A few minutes later a man comes out and starts naming off the people who will be on the next flight. “…Sato-san…Mori-san…” Then he stops. He had already named off all the Japanese people, so my friend and I were the only two left. He reads the sheet again, looks up and in my direction he says a simple “…ne.” In Japanese, the word “ne” has many meanings. In this case, it meant
“This isn’t-a Japanese name goddammit I don’t really want to try reading
it katakana is dumb” “And you.” After telling him how to say my name, he
looked at my friend and said “…issho.” (Issho in
English means “together”). He did try to say my friend’s name
afterwards, which came out as “Charushi”.
My friend (Chelsea by the way) and I both got a kick out of that hahaha.
|Issho and Ne, on the way to the plane|
After the man had checked that everyone had arrived, including Ne and Issho, we were ushered to a room. The man gave a brief description of what we would be doing, but mostly told everyone to look at the pictures in the room. And with a cute “Bye bye!” he left the room. A couple minutes later our instructors came to get us. My instructor’s name was Aki, and he was fluent in English. He had lived in Seattle and in Australia for a while so he had a strong Australian accent. He was hilarious too! He told me: “Right before we jump, I’ll tell you to make a banana shape with your body. So when I say ‘Make a banana shape!’ make a banana, okay?”

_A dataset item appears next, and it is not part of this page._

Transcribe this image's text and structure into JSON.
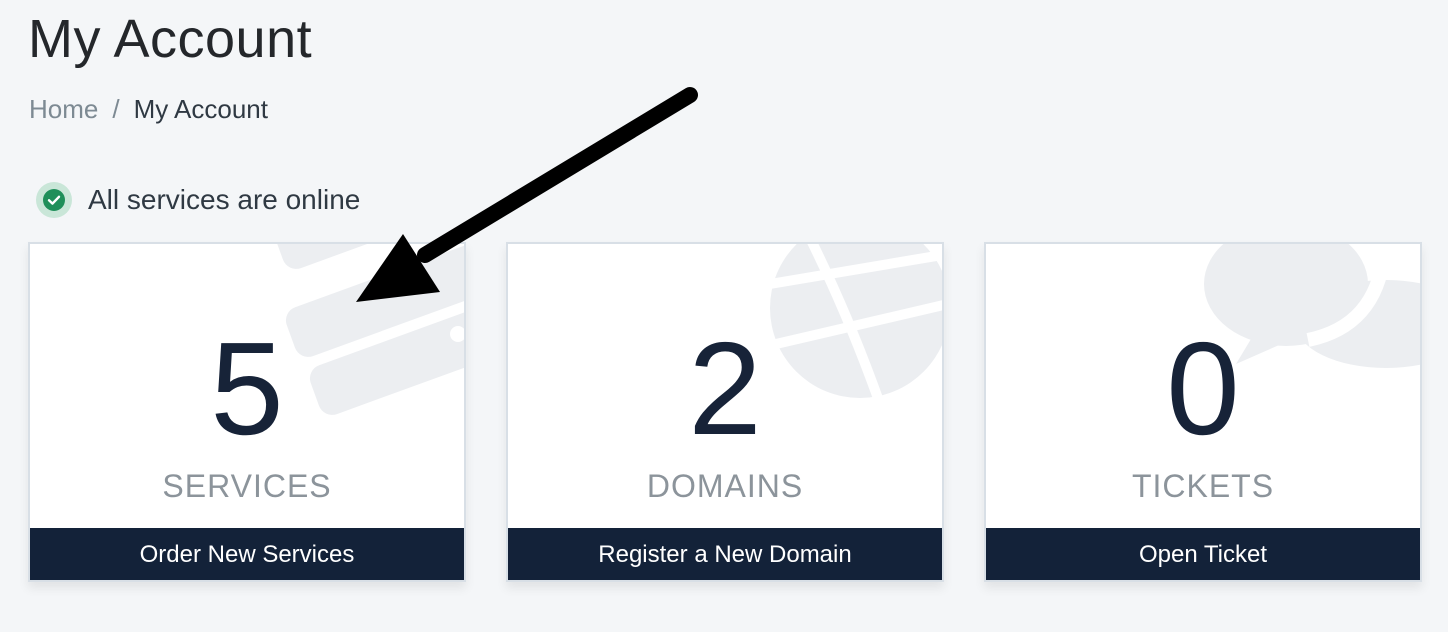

Once everyone had put their gear on we got in a van and made our way to the plane! I was the first person to get on, so I got to sit in the cockpit with the pilot! It was amazing to see the view from the front of the plane!
When we were at about 30,000 feet in the air, the hatch was opened and everyone began dropping out of the plane! I was the second-to-last person to jump, and for me personally, one of the scariest parts was watching all the other people jump before me. One second they would be there, and then they would be dropping and I wouldn’t see them anymore. That was pretty scary.
Soon it was my turn. We inched our way closer and closer to the hatch. “Oh my God I’m really about to do this” was all that I could think about. Aki said, “Okay now put your legs outside”. This is insane. Shit, the wind is gonna blow me away before he can open up the parachute and we’re going to die. “Make a banana shape! Ready? Here we go!”
|Dropping from the plane|
The second we dropped out of the plane was the scariest part of the experience. It was like someone held you by your feet and then dropped you, head first, into a never-ending abyss.
But damn, the view was amazing.
|Check out those clouds! And Aki's arm! 120 miles per hour isn't easy on one's skin!|
|My view from the sky (before diving into the cloud)|
The clouds were so close, and skydiving right into a cloud was so intense. It was like going through a really heavy mist (at 120 miles per hour). Once we passed through the cloud, Aki opened up our parachute so we could enjoy the full view from the sky (at a more leisurely pace).
|In the cloud|
After we landed we loaded ourselves back onto the van and drove back to the meeting area. Aki then took all the gear off of me and then gave me a SD card with videos of the whole experience. The entire process took about 2 hours, but the experience will last a lifetime.
For anyone who is interested in skydiving in Japan, please check out the Tokyo Skydiving Club!! The instructors are extremely friendly and professional, and many of them can speak Japanese and English fluently! The flights fill up pretty quickly, so I suggest emailing them about a week before you want to go.
|Let's enjoy skydiving!|